What you will do -
Which lines in the entries below contain the string "screenshot"? Show each of them in full.

Task material -
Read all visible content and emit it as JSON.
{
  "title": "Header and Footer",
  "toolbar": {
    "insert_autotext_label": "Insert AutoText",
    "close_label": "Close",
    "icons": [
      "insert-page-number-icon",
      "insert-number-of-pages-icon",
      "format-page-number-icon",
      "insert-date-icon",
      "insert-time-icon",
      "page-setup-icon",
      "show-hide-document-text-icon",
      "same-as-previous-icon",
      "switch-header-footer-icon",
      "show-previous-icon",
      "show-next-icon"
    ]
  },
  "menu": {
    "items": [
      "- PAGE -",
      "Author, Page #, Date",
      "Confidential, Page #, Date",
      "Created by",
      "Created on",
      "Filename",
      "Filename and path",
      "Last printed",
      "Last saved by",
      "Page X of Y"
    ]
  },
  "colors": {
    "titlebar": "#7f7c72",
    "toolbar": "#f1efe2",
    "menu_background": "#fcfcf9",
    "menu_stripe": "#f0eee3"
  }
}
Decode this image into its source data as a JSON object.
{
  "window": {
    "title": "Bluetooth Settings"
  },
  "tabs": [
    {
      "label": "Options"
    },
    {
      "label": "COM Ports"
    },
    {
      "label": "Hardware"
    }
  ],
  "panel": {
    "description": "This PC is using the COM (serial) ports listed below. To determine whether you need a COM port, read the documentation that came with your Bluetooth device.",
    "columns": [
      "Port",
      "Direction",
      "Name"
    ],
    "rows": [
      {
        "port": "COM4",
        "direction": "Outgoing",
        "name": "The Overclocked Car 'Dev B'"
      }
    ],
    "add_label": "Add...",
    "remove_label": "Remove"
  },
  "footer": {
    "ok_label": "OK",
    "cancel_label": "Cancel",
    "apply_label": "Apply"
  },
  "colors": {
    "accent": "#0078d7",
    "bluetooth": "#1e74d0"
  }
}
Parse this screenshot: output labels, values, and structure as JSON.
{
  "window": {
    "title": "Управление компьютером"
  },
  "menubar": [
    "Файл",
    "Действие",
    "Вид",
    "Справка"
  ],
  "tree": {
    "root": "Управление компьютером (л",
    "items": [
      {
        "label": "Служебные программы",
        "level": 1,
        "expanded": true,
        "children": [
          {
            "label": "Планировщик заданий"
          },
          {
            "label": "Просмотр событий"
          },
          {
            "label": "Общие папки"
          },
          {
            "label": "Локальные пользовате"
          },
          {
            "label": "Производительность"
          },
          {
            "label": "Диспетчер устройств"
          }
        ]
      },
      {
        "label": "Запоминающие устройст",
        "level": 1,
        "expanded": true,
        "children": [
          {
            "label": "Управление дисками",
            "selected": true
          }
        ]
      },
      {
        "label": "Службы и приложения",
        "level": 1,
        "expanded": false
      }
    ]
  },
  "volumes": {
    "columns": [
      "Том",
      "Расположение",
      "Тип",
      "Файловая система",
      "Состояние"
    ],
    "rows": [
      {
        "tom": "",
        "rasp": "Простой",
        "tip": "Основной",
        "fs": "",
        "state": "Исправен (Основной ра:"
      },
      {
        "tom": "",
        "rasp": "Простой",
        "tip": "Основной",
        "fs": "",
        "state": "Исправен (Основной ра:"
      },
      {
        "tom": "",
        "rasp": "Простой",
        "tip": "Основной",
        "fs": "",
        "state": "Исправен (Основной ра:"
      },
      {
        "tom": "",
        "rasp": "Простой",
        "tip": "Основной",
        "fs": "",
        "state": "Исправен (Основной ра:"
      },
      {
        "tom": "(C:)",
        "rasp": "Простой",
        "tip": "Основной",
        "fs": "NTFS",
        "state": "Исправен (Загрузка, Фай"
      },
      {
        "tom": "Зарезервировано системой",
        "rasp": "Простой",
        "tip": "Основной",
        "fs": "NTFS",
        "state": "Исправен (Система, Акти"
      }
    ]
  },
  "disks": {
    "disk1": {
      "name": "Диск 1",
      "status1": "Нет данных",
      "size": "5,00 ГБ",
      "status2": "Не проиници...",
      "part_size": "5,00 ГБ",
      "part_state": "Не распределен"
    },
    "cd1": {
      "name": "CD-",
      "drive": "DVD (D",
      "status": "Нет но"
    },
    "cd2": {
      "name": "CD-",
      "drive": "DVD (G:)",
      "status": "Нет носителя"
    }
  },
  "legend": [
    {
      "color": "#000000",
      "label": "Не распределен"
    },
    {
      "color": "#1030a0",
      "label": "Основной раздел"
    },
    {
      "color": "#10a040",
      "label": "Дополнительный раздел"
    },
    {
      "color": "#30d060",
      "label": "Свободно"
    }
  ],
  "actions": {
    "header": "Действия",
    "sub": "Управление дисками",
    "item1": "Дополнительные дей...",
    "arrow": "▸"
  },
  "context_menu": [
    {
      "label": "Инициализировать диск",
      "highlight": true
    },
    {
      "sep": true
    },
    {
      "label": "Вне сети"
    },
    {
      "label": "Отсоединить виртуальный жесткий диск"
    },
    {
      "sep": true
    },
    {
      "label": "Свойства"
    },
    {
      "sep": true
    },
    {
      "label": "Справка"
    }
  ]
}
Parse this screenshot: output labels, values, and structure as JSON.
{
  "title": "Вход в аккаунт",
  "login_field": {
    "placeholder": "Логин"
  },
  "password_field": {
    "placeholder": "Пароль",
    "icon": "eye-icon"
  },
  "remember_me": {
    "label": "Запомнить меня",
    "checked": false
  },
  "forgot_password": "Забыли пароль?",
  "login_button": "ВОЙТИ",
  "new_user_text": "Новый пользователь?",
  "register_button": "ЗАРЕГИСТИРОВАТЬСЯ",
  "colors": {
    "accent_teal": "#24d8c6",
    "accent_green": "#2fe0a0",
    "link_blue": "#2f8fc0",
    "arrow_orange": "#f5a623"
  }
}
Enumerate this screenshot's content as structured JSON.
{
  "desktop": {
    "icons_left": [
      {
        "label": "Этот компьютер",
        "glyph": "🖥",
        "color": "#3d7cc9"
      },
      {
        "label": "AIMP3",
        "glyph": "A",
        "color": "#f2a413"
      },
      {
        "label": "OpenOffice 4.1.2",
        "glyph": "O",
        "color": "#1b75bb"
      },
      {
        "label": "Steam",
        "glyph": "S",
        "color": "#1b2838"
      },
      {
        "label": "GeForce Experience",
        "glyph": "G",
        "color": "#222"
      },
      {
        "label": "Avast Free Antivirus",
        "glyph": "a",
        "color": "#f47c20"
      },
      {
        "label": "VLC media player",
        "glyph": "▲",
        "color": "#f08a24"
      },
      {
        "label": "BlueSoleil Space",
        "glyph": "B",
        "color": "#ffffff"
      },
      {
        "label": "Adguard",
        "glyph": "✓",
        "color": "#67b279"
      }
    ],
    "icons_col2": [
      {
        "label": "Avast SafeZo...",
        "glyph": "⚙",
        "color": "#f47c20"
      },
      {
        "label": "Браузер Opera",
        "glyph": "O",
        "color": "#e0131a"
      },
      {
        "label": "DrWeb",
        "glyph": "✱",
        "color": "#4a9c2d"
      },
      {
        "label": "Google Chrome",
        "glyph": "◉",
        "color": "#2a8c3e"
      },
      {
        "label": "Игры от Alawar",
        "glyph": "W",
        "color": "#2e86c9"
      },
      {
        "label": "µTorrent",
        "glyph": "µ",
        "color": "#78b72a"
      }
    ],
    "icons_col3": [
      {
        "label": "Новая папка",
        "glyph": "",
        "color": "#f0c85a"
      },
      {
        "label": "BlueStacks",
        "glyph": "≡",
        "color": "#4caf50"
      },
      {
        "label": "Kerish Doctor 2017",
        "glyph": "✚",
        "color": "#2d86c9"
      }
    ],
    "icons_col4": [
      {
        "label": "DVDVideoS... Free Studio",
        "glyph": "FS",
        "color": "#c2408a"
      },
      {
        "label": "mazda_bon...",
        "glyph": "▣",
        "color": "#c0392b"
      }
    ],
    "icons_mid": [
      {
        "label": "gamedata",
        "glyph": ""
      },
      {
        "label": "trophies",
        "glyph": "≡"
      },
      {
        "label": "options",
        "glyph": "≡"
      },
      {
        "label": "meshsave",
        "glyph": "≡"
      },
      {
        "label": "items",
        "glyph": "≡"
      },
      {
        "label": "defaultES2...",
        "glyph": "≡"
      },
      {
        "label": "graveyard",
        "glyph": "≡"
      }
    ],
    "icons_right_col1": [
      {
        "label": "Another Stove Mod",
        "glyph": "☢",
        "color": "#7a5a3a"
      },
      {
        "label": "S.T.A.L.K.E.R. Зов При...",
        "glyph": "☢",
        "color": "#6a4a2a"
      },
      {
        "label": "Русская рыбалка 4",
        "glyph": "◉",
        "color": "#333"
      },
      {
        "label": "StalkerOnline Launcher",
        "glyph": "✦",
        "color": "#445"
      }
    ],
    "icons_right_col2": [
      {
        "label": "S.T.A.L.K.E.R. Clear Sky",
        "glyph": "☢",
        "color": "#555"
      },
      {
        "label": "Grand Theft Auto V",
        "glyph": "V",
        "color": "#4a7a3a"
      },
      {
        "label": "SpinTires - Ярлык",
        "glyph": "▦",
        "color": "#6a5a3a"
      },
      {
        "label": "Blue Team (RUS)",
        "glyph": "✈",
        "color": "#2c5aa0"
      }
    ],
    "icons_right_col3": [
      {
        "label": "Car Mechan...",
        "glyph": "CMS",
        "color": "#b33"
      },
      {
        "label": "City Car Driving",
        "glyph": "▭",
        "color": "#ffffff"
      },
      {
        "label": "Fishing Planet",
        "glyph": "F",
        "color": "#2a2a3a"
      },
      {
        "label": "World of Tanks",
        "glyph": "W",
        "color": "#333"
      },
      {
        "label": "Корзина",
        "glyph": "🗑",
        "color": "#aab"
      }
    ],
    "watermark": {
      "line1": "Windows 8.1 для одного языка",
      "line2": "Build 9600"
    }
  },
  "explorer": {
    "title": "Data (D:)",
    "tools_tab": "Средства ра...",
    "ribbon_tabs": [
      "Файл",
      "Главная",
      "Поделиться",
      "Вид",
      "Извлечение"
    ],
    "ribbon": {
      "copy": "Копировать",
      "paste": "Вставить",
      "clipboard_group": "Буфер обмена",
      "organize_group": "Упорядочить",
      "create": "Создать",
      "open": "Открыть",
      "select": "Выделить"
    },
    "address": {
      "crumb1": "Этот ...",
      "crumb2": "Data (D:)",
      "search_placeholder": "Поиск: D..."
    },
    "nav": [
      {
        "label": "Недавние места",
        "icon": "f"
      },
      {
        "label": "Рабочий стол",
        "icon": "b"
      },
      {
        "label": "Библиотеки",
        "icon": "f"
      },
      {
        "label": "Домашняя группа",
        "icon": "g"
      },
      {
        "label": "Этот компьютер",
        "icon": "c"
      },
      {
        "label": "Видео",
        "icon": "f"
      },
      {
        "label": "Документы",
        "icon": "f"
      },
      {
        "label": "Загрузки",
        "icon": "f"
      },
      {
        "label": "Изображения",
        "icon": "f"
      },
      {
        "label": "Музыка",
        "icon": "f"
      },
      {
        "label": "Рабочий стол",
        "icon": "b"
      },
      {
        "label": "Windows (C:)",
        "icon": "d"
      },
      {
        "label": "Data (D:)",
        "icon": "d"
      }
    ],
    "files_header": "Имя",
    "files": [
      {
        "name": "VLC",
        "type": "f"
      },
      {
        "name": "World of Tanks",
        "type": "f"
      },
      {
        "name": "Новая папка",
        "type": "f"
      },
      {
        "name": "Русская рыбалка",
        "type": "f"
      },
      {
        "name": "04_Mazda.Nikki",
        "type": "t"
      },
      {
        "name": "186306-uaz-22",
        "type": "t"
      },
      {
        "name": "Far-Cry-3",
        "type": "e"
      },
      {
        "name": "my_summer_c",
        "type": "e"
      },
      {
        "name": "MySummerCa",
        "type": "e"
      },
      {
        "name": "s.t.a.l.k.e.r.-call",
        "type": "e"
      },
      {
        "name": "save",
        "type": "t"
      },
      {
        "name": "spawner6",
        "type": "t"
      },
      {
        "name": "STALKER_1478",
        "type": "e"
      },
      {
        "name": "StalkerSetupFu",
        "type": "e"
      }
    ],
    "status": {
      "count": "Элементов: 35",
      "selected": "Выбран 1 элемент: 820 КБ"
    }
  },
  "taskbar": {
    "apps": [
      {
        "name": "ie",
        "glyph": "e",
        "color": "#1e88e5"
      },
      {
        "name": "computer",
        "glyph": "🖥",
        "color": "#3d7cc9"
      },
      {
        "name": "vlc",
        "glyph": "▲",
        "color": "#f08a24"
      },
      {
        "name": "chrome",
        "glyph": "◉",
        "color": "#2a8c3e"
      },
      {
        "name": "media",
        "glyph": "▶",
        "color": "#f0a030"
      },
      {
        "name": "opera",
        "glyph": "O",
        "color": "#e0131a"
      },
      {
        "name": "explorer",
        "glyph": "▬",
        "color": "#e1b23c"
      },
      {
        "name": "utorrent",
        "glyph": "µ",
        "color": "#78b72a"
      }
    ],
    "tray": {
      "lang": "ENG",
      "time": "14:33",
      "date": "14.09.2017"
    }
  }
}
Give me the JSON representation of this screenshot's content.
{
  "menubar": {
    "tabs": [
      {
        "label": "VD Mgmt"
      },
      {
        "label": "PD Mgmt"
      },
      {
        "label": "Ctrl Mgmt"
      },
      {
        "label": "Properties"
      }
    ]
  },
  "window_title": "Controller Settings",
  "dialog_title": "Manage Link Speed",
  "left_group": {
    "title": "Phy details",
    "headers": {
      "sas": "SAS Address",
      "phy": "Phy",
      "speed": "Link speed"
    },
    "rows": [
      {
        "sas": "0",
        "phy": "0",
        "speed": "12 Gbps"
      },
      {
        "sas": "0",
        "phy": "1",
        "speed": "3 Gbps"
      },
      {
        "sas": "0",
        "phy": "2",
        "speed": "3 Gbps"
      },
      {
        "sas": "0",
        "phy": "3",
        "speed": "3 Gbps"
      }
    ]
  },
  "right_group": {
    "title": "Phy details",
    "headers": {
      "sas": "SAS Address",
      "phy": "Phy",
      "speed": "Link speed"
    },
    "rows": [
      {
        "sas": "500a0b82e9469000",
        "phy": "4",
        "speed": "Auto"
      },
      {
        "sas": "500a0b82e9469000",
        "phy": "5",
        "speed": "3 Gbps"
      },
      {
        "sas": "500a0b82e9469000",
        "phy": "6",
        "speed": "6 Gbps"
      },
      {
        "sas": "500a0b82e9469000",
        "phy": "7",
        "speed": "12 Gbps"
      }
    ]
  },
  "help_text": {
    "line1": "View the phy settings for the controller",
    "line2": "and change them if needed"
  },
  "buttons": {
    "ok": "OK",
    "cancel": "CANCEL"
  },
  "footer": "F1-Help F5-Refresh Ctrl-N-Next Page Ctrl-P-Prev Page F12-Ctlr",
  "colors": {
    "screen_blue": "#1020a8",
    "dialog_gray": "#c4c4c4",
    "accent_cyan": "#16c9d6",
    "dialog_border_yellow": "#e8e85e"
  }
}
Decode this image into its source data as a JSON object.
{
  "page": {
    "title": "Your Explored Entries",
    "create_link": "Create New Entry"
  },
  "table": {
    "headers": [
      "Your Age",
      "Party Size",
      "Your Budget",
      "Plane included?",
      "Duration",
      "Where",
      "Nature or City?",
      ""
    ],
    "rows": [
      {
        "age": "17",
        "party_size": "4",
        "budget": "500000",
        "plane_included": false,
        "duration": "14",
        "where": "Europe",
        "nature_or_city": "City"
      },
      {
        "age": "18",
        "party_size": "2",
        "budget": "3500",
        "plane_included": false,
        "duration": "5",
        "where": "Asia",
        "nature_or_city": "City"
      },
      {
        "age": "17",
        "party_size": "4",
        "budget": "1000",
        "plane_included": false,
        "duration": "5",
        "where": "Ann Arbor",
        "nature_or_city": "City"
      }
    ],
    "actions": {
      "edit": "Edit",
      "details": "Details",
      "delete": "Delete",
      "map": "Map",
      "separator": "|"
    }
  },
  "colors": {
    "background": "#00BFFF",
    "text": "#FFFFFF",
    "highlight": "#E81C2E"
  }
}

Exercise response -
Parse this screenshot: output labels, values, and structure as JSON.
Parse this screenshot: output labels, values, and structure as JSON.
Enumerate this screenshot's content as structured JSON.
Give me the JSON representation of this screenshot's content.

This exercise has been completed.